Multi-device pairing and NFC support are not available with these headphones. Their pairing process is also a little difficult, since you must always switch on the right earbud first, which attaches to your computer, before connecting the left earbud to the right. Channels would be reversed if you attach the left one first. However, each earbud can be connected to two separate devices, but they cannot be connected as a pair to two devices.
These headphones, like other Bluetooth headphones without a lower latency codec, have too much latency to be used for gaming or watching video material. They also have higher-than-average latency, which ensures that what you hear can vary from what you see on your phone.
They won’t have the high-quality audio reproduction needed for critical listening, but their portability and good isolation make them a better-than-average option for commuting and office use. They’re also flexible enough for light sports and don’t trap heat thanks to their in-ear nature. They do, however, have higher-than-average Bluetooth latency, making them unsuitable for gaming and watching television.
They have decent isolation and don’t leak much, so you’ll be able to listen to music at high volumes without upsetting anyone around you.
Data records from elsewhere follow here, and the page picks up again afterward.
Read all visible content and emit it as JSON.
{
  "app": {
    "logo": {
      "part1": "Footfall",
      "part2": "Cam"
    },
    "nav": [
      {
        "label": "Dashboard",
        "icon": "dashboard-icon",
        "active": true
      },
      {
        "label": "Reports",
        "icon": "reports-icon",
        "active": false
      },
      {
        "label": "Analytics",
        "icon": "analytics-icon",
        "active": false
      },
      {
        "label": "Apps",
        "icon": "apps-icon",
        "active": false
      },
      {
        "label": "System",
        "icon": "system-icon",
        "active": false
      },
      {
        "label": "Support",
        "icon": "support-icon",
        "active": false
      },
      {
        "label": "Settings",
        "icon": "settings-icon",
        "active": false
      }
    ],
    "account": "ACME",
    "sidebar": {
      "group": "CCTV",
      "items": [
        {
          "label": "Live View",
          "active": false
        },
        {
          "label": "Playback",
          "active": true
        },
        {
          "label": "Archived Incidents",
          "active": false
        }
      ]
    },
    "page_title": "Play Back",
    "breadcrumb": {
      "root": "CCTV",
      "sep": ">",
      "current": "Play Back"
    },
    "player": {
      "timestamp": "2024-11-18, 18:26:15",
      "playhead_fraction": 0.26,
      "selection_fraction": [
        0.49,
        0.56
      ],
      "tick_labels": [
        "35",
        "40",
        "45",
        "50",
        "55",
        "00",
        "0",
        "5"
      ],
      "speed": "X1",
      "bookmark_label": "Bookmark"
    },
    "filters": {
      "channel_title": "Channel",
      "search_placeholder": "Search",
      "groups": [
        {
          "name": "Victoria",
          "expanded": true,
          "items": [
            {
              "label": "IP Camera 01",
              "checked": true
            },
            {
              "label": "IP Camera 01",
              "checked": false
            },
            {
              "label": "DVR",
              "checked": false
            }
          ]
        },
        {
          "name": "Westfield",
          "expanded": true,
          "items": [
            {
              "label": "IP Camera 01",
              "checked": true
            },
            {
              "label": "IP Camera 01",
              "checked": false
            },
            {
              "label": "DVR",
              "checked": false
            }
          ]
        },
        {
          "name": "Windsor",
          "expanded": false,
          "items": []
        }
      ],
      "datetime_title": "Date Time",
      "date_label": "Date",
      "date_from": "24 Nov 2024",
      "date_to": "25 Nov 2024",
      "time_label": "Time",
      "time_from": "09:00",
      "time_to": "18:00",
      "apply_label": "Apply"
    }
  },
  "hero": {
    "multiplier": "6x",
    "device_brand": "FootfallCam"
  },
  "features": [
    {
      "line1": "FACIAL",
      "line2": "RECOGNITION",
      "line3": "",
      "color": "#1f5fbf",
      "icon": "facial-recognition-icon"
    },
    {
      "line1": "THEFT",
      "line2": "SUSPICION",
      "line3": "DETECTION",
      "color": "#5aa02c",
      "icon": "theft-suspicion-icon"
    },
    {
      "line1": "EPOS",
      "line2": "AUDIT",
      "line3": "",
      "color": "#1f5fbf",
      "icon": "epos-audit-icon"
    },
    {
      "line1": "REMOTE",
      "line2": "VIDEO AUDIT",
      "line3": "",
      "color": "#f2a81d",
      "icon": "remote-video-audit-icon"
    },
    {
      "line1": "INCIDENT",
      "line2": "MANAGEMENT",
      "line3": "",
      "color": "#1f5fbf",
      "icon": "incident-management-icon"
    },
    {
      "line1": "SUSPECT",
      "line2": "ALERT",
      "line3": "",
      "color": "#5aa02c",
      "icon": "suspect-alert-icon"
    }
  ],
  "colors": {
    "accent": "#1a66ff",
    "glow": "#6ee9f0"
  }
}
Although they may be convenient for short bus rides, the in-ear fit may not be suitable for long flights.